Business transacted by representative offices of foreign banks in Kenya grew by more than a quarter to hit Sh313.2 billion last year.
Business transacted by representative offices of foreign banks in Kenya grew by more than a quarter to hit Sh313.2 billion last year, a new Central Bank of Kenya (CBK) report shows.
The single largest business was in trade finance, which stood at Sh93.52 billion last year compared to Sh18.11 billion in the previous year, amounting to a five-fold growth.
“During 2017, representative offices facilitated business worth Sh313.2 billion. There was a notable increase in business activities facilitated by the representative offices in 2017 when compared to the Sh247.6 billion reported in 2016,” said the CBK.
The second largest category of business was correspondence banking, which involves transactions originating from other overseas branches conducted through the Kenyan office where the local parties or partners are based.
The value rose more than three-fold or 247 per cent to Sh41.36 billion from Sh11.92 billion realised in the year before. The third largest type of transaction was in syndicated finance where Sh37.97 billion was carried out compared to Sh61.49 billion in the previous year — a major decline during the year.

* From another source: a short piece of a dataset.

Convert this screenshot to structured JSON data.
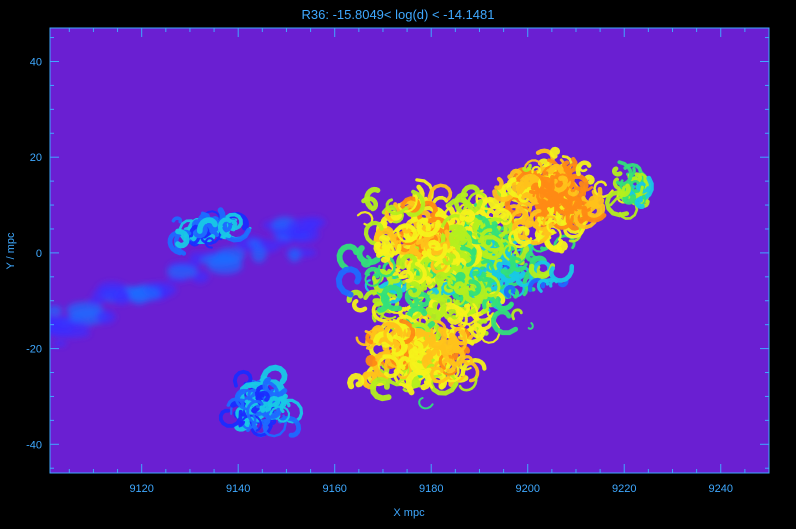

“The representative offices were mainly active in the commodities, energy, infrastructure and trade sectors,” said the CBK.
The offices carry out research, marketing and liaison roles but are barred from conducting commercial banking services unless they open a full-fledged subsidiary or branch.
Kenya has in recent years become a popular destination for financial institutions with such offices, having more than doubled their transactions in 2016 to hit Sh247.6 billion compared to the previous year.
The 2016 figure has been revised slightly upwards as it was originally published as Sh239.7 billion.
The latest to set up a representative office in Nairobi is Bank Al-Habib Ltd of Pakistan (BAHLP) whose local unit is called BAHL representative office. The office was opened in April.
The CBK said that in the course of last year, it cancelled the authority to the Central Bank of India to operate such an office in Kenya.
The move followed the closure of the bank’s office in Nairobi the previous year.
The CBK also granted a licence to France-based Societe Generale to open a similar office in Kenya.